In describing this cut, the EPA budget documents explain—quite frankly—that this cut, quote:
"represents complete elimination of homeland security building decontamination research,” and that the cut will "force it to disband the technical and engineering expertise that will be needed to address known and emerging biological and chemical threats in the future."
Given our experience here in the Senate with anthrax and ricin, and the ongoing work in New York to clean buildings contaminated by the World Trade Center collapse, I just can’t understand this cut. And I’m going to be working here in the Senate to restore it.
But even more important than the budget are the EPA’s policy choices. EPA’s mission is to protect public health and the environment by setting and enforcing rules that regulate air and water pollution and the cleanup of toxic substances, and I continue to have deep concerns about EPA’s direction under this Administration.
One of the most important issues under discussion now is controlling mercury pollution from power plants. In my view, the EPA proposal does not require cuts that are deep enough or fast enough. In addition, I am opposed to the proposal to allow trading of mercury emissions because I believe it will lead to dangerous hotspots where emissions and exposure remain unacceptably high.
Mr. Chairman, this is an extremely urgent public health issue. It certainly is in New York, where the Department of Health has issued 38 fish consumption advisories that warn children and women who may become pregnant to limit the locally-caught fish they eat.
We know that mercury is a potent neurotoxin, and that it is a particular threat to children and pregnant women. Prenatal mercury exposure can lead to problems such as poor performance on tests of attention and language, impaired memory, inability to process and recall information, and impaired visual and motor function.
We also know that there are literally hundreds of thousands of American children being born each year with unacceptably high levels of mercury in their blood. According to a recent EPA analysis, 630,000 of the 4 million babies expected to be born in the United States this year could have mercury blood levels at or above the agency's safety limit. But at the same time, the EPA is proposing an unacceptably weak mercury standard.
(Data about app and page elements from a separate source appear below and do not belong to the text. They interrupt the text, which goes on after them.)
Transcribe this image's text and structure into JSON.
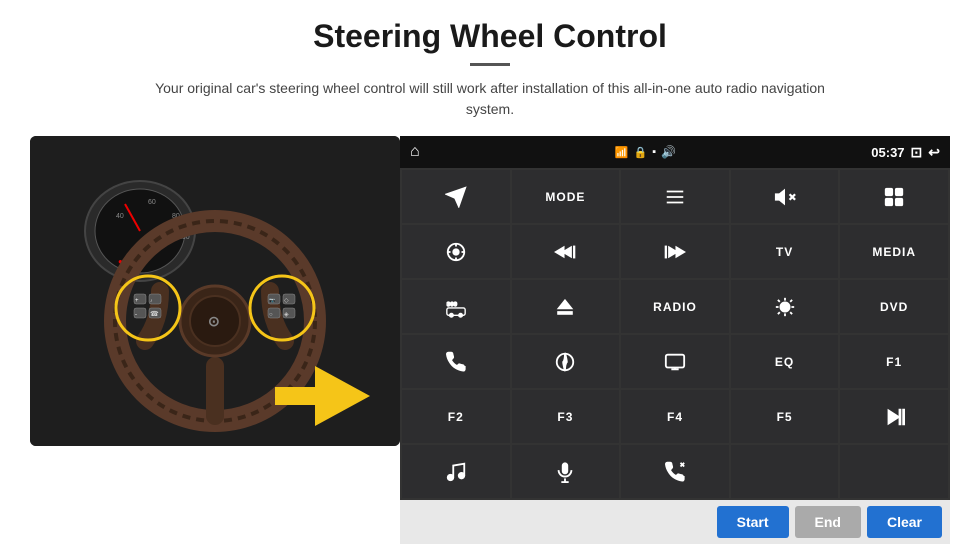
{
  "page": {
    "title": "Steering Wheel Control",
    "subtitle": "Your original car's steering wheel control will still work after installation of this all-in-one auto radio navigation system."
  },
  "status_bar": {
    "home_icon": "⌂",
    "wifi_icon": "wifi",
    "lock_icon": "🔒",
    "sd_icon": "SD",
    "bt_icon": "bt",
    "time": "05:37",
    "screen_icon": "⊡",
    "back_icon": "↩"
  },
  "grid_buttons": [
    {
      "id": "r1c1",
      "type": "icon",
      "icon": "send",
      "label": "send"
    },
    {
      "id": "r1c2",
      "type": "text",
      "label": "MODE"
    },
    {
      "id": "r1c3",
      "type": "icon",
      "icon": "list",
      "label": "list"
    },
    {
      "id": "r1c4",
      "type": "icon",
      "icon": "mute",
      "label": "mute"
    },
    {
      "id": "r1c5",
      "type": "icon",
      "icon": "grid",
      "label": "grid"
    },
    {
      "id": "r2c1",
      "type": "icon",
      "icon": "settings-circle",
      "label": "settings"
    },
    {
      "id": "r2c2",
      "type": "icon",
      "icon": "prev",
      "label": "previous"
    },
    {
      "id": "r2c3",
      "type": "icon",
      "icon": "next",
      "label": "next"
    },
    {
      "id": "r2c4",
      "type": "text",
      "label": "TV"
    },
    {
      "id": "r2c5",
      "type": "text",
      "label": "MEDIA"
    },
    {
      "id": "r3c1",
      "type": "icon",
      "icon": "360-car",
      "label": "360 cam"
    },
    {
      "id": "r3c2",
      "type": "icon",
      "icon": "eject",
      "label": "eject"
    },
    {
      "id": "r3c3",
      "type": "text",
      "label": "RADIO"
    },
    {
      "id": "r3c4",
      "type": "icon",
      "icon": "brightness",
      "label": "brightness"
    },
    {
      "id": "r3c5",
      "type": "text",
      "label": "DVD"
    },
    {
      "id": "r4c1",
      "type": "icon",
      "icon": "phone",
      "label": "phone"
    },
    {
      "id": "r4c2",
      "type": "icon",
      "icon": "navigation",
      "label": "navigation"
    },
    {
      "id": "r4c3",
      "type": "icon",
      "icon": "screen-mirror",
      "label": "screen mirror"
    },
    {
      "id": "r4c4",
      "type": "text",
      "label": "EQ"
    },
    {
      "id": "r4c5",
      "type": "text",
      "label": "F1"
    },
    {
      "id": "r5c1",
      "type": "text",
      "label": "F2"
    },
    {
      "id": "r5c2",
      "type": "text",
      "label": "F3"
    },
    {
      "id": "r5c3",
      "type": "text",
      "label": "F4"
    },
    {
      "id": "r5c4",
      "type": "text",
      "label": "F5"
    },
    {
      "id": "r5c5",
      "type": "icon",
      "icon": "play-pause",
      "label": "play pause"
    },
    {
      "id": "r6c1",
      "type": "icon",
      "icon": "music",
      "label": "music"
    },
    {
      "id": "r6c2",
      "type": "icon",
      "icon": "microphone",
      "label": "microphone"
    },
    {
      "id": "r6c3",
      "type": "icon",
      "icon": "phone-answer",
      "label": "phone answer"
    }
  ],
  "action_bar": {
    "start_label": "Start",
    "end_label": "End",
    "clear_label": "Clear"
  }
}
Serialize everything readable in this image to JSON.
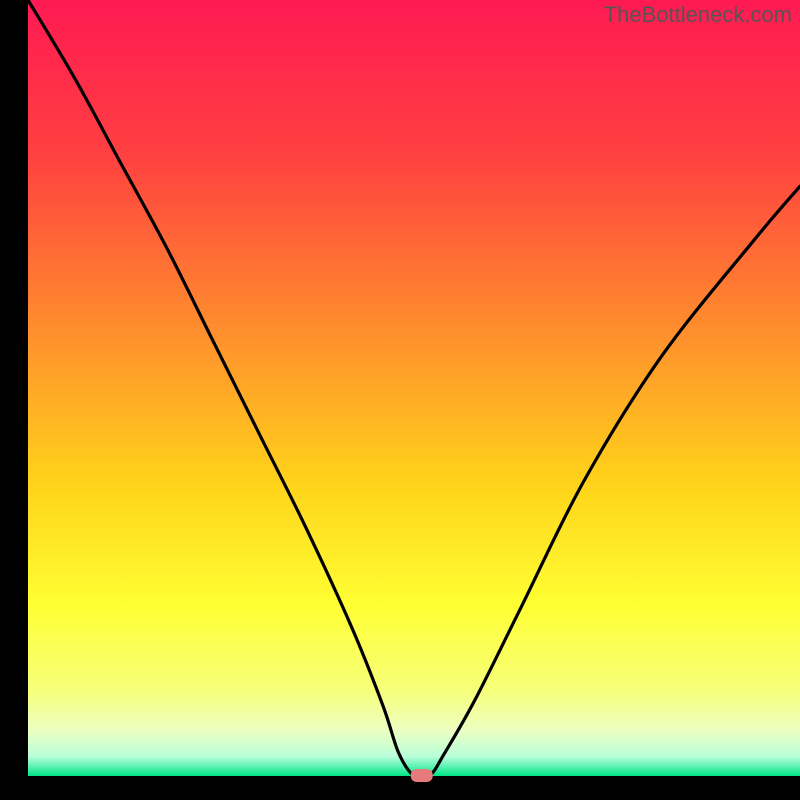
{
  "watermark": "TheBottleneck.com",
  "chart_data": {
    "type": "line",
    "title": "",
    "xlabel": "",
    "ylabel": "",
    "xlim": [
      0,
      100
    ],
    "ylim": [
      0,
      100
    ],
    "series": [
      {
        "name": "bottleneck-curve",
        "x": [
          0,
          6,
          12,
          18,
          24,
          30,
          36,
          42,
          46,
          48,
          50,
          52,
          54,
          58,
          64,
          72,
          82,
          94,
          100
        ],
        "values": [
          100,
          90,
          79,
          68,
          56,
          44,
          32,
          19,
          9,
          3,
          0,
          0,
          3,
          10,
          22,
          38,
          54,
          69,
          76
        ]
      }
    ],
    "marker": {
      "x": 51,
      "y": 0
    },
    "gradient_stops": [
      {
        "offset": 0.0,
        "color": "#ff1a53"
      },
      {
        "offset": 0.2,
        "color": "#ff4040"
      },
      {
        "offset": 0.42,
        "color": "#ff8c2e"
      },
      {
        "offset": 0.62,
        "color": "#ffd21a"
      },
      {
        "offset": 0.78,
        "color": "#ffff33"
      },
      {
        "offset": 0.89,
        "color": "#f6ff7a"
      },
      {
        "offset": 0.94,
        "color": "#ecffc0"
      },
      {
        "offset": 0.975,
        "color": "#b9ffda"
      },
      {
        "offset": 1.0,
        "color": "#00e588"
      }
    ],
    "frame": {
      "left_margin_frac": 0.035,
      "bottom_margin_frac": 0.03
    }
  }
}
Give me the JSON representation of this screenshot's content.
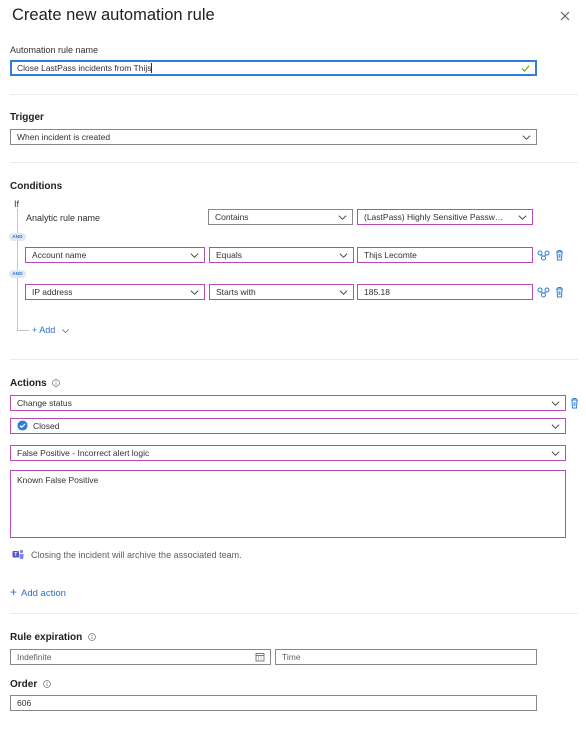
{
  "header": {
    "title": "Create new automation rule"
  },
  "rule_name": {
    "label": "Automation rule name",
    "value": "Close LastPass incidents from Thijs"
  },
  "trigger": {
    "label": "Trigger",
    "value": "When incident is created"
  },
  "conditions": {
    "label": "Conditions",
    "if_label": "If",
    "and_label": "AND",
    "analytic_rule": {
      "label": "Analytic rule name",
      "operator": "Contains",
      "value": "(LastPass) Highly Sensitive Passwor..."
    },
    "rows": [
      {
        "property": "Account name",
        "operator": "Equals",
        "value": "Thijs Lecomte"
      },
      {
        "property": "IP address",
        "operator": "Starts with",
        "value": "185.18"
      }
    ],
    "add_label": "+ Add"
  },
  "actions": {
    "label": "Actions",
    "action_type": "Change status",
    "status": "Closed",
    "classification": "False Positive - Incorrect alert logic",
    "comment": "Known False Positive",
    "teams_note": "Closing the incident will archive the associated team.",
    "add_action_label": "Add action"
  },
  "expiration": {
    "label": "Rule expiration",
    "date_placeholder": "Indefinite",
    "time_placeholder": "Time"
  },
  "order": {
    "label": "Order",
    "value": "606"
  },
  "colors": {
    "accent": "#2f7ddc",
    "condition_border": "#b84ab7",
    "link": "#2b6fc8",
    "valid_check": "#57a300"
  }
}
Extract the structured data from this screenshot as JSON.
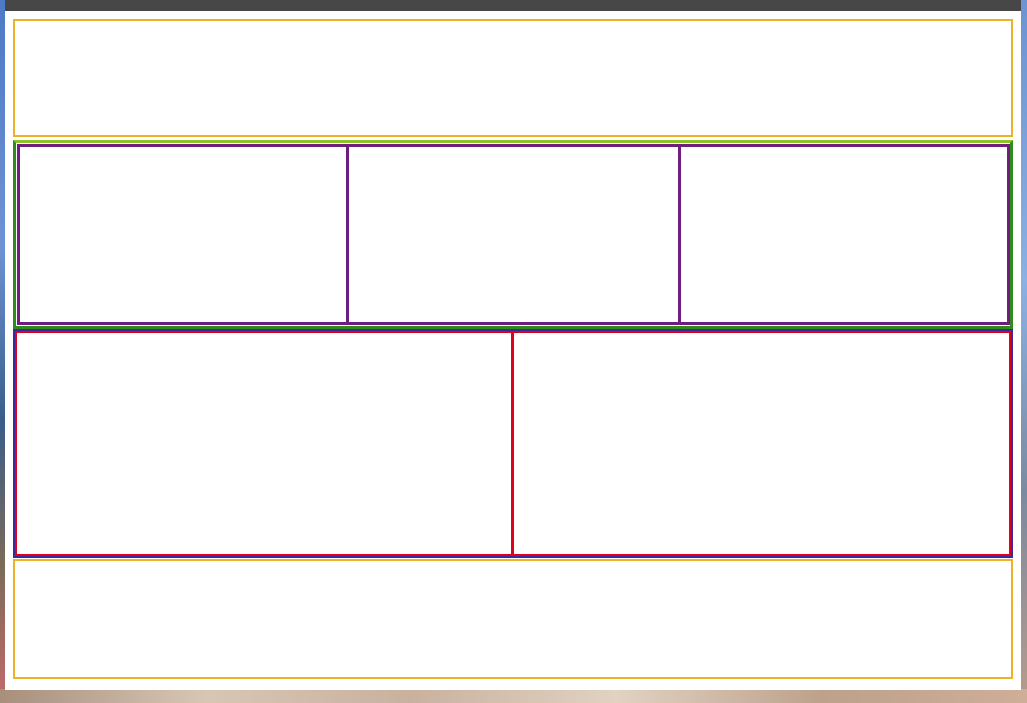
{
  "window": {
    "title": ""
  },
  "layout_panels": {
    "header": {
      "label": ""
    },
    "three_column_row": {
      "cells": [
        {
          "label": ""
        },
        {
          "label": ""
        },
        {
          "label": ""
        }
      ]
    },
    "two_column_row": {
      "cells": [
        {
          "label": ""
        },
        {
          "label": ""
        }
      ]
    },
    "footer": {
      "label": ""
    }
  },
  "colors": {
    "titlebar": "#474747",
    "header_footer_border": "#f0b12a",
    "three_column_row_border": "#2e8b1c",
    "three_column_cell_border": "#6f1d7e",
    "two_column_row_border": "#3a2aa0",
    "two_column_cell_border": "#e0001b"
  }
}
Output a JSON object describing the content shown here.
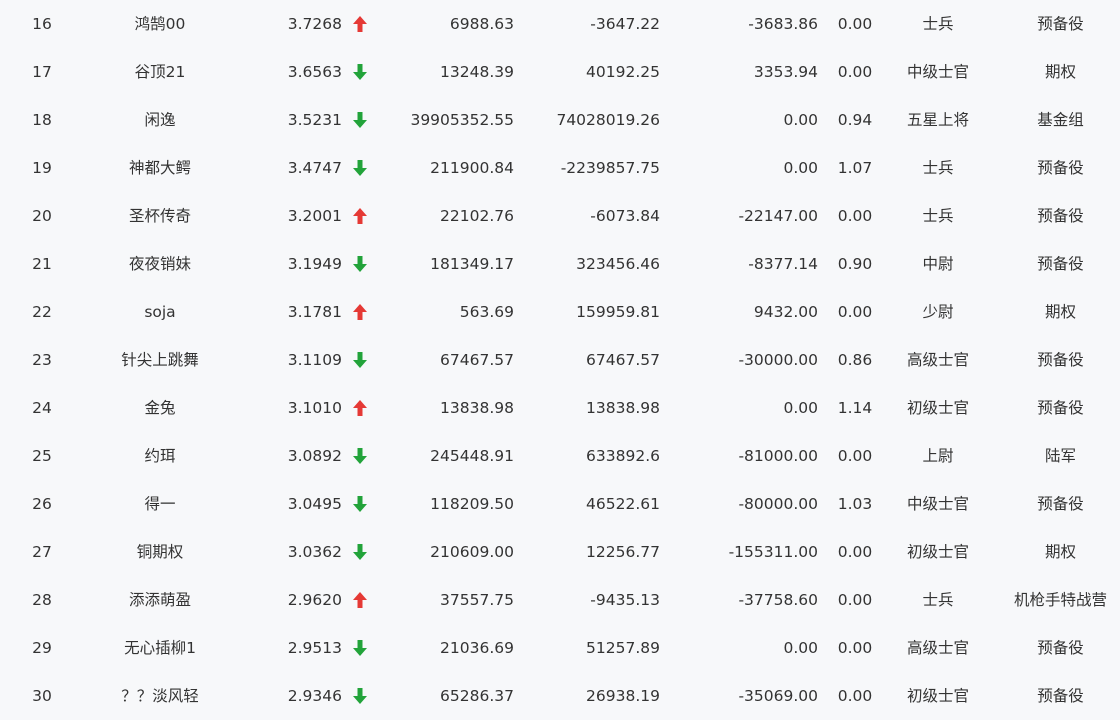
{
  "colors": {
    "up": "#e53935",
    "down": "#22a33a",
    "text": "#333333",
    "background": "#f7f8fa"
  },
  "rows": [
    {
      "rank": "16",
      "name": "鸿鹄00",
      "score": "3.7268",
      "trend": "up",
      "v1": "6988.63",
      "v2": "-3647.22",
      "v3": "-3683.86",
      "ratio": "0.00",
      "rank_title": "士兵",
      "team": "预备役"
    },
    {
      "rank": "17",
      "name": "谷顶21",
      "score": "3.6563",
      "trend": "down",
      "v1": "13248.39",
      "v2": "40192.25",
      "v3": "3353.94",
      "ratio": "0.00",
      "rank_title": "中级士官",
      "team": "期权"
    },
    {
      "rank": "18",
      "name": "闲逸",
      "score": "3.5231",
      "trend": "down",
      "v1": "39905352.55",
      "v2": "74028019.26",
      "v3": "0.00",
      "ratio": "0.94",
      "rank_title": "五星上将",
      "team": "基金组"
    },
    {
      "rank": "19",
      "name": "神都大鳄",
      "score": "3.4747",
      "trend": "down",
      "v1": "211900.84",
      "v2": "-2239857.75",
      "v3": "0.00",
      "ratio": "1.07",
      "rank_title": "士兵",
      "team": "预备役"
    },
    {
      "rank": "20",
      "name": "圣杯传奇",
      "score": "3.2001",
      "trend": "up",
      "v1": "22102.76",
      "v2": "-6073.84",
      "v3": "-22147.00",
      "ratio": "0.00",
      "rank_title": "士兵",
      "team": "预备役"
    },
    {
      "rank": "21",
      "name": "夜夜销妹",
      "score": "3.1949",
      "trend": "down",
      "v1": "181349.17",
      "v2": "323456.46",
      "v3": "-8377.14",
      "ratio": "0.90",
      "rank_title": "中尉",
      "team": "预备役"
    },
    {
      "rank": "22",
      "name": "soja",
      "score": "3.1781",
      "trend": "up",
      "v1": "563.69",
      "v2": "159959.81",
      "v3": "9432.00",
      "ratio": "0.00",
      "rank_title": "少尉",
      "team": "期权"
    },
    {
      "rank": "23",
      "name": "针尖上跳舞",
      "score": "3.1109",
      "trend": "down",
      "v1": "67467.57",
      "v2": "67467.57",
      "v3": "-30000.00",
      "ratio": "0.86",
      "rank_title": "高级士官",
      "team": "预备役"
    },
    {
      "rank": "24",
      "name": "金兔",
      "score": "3.1010",
      "trend": "up",
      "v1": "13838.98",
      "v2": "13838.98",
      "v3": "0.00",
      "ratio": "1.14",
      "rank_title": "初级士官",
      "team": "预备役"
    },
    {
      "rank": "25",
      "name": "约珥",
      "score": "3.0892",
      "trend": "down",
      "v1": "245448.91",
      "v2": "633892.6",
      "v3": "-81000.00",
      "ratio": "0.00",
      "rank_title": "上尉",
      "team": "陆军"
    },
    {
      "rank": "26",
      "name": "得一",
      "score": "3.0495",
      "trend": "down",
      "v1": "118209.50",
      "v2": "46522.61",
      "v3": "-80000.00",
      "ratio": "1.03",
      "rank_title": "中级士官",
      "team": "预备役"
    },
    {
      "rank": "27",
      "name": "铜期权",
      "score": "3.0362",
      "trend": "down",
      "v1": "210609.00",
      "v2": "12256.77",
      "v3": "-155311.00",
      "ratio": "0.00",
      "rank_title": "初级士官",
      "team": "期权"
    },
    {
      "rank": "28",
      "name": "添添萌盈",
      "score": "2.9620",
      "trend": "up",
      "v1": "37557.75",
      "v2": "-9435.13",
      "v3": "-37758.60",
      "ratio": "0.00",
      "rank_title": "士兵",
      "team": "机枪手特战营"
    },
    {
      "rank": "29",
      "name": "无心插柳1",
      "score": "2.9513",
      "trend": "down",
      "v1": "21036.69",
      "v2": "51257.89",
      "v3": "0.00",
      "ratio": "0.00",
      "rank_title": "高级士官",
      "team": "预备役"
    },
    {
      "rank": "30",
      "name": "？？淡风轻",
      "score": "2.9346",
      "trend": "down",
      "v1": "65286.37",
      "v2": "26938.19",
      "v3": "-35069.00",
      "ratio": "0.00",
      "rank_title": "初级士官",
      "team": "预备役"
    }
  ]
}
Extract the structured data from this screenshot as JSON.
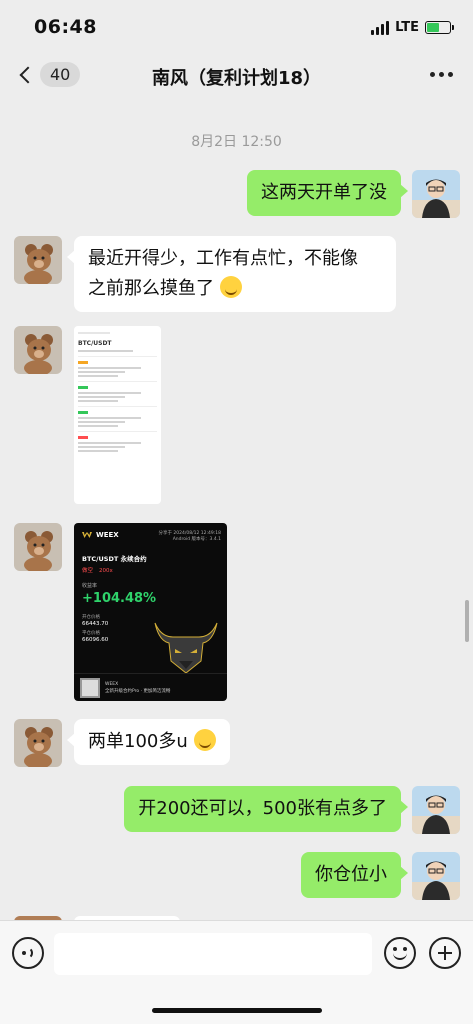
{
  "status_bar": {
    "time": "06:48",
    "network": "LTE"
  },
  "nav": {
    "unread_count": "40",
    "title": "南风（复利计划18）"
  },
  "timestamp": "8月2日 12:50",
  "messages": [
    {
      "side": "out",
      "type": "text",
      "text": "这两天开单了没"
    },
    {
      "side": "in",
      "type": "text",
      "line1": "最近开得少，工作有点忙，不能像",
      "line2": "之前那么摸鱼了"
    },
    {
      "side": "in",
      "type": "image",
      "title": "BTC/USDT"
    },
    {
      "side": "in",
      "type": "image",
      "brand": "WEEX",
      "share_time": "分享于 2024/08/12 12:49:18",
      "app_version": "Android 版本号：3.4.1",
      "pair": "BTC/USDT 永续合约",
      "direction": "做空",
      "leverage": "200x",
      "yield_label": "收益率",
      "yield": "+104.48%",
      "open_label": "开仓价格",
      "open_price": "66443.70",
      "close_label": "平仓价格",
      "close_price": "66096.60",
      "footer_brand": "WEEX",
      "footer_text": "全新升级合约Pro · 更加简洁流畅"
    },
    {
      "side": "in",
      "type": "text",
      "text": "两单100多u"
    },
    {
      "side": "out",
      "type": "text",
      "text": "开200还可以，500张有点多了"
    },
    {
      "side": "out",
      "type": "text",
      "text": "你仓位小"
    }
  ],
  "colors": {
    "out_bubble": "#95ec69",
    "in_bubble": "#ffffff",
    "background": "#ededed",
    "yield_green": "#2fd36b",
    "short_red": "#ff4d4f"
  },
  "icons": [
    "back-chevron-icon",
    "more-icon",
    "voice-icon",
    "emoji-icon",
    "plus-icon"
  ]
}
The Administration talks about leaving no child behind, but the sad truth is that this mercury proposal will leave hundreds of thousands of children behind at birth. For their sake, I believe the EPA must revise its mercury proposal to address this problem more swiftly.
Mr. Chairman, I have many other policy concerns—including Superfund and the New Source Review—as well as several New York-specific issues that I will be discussing with the Administrator after his testimony. Thank you.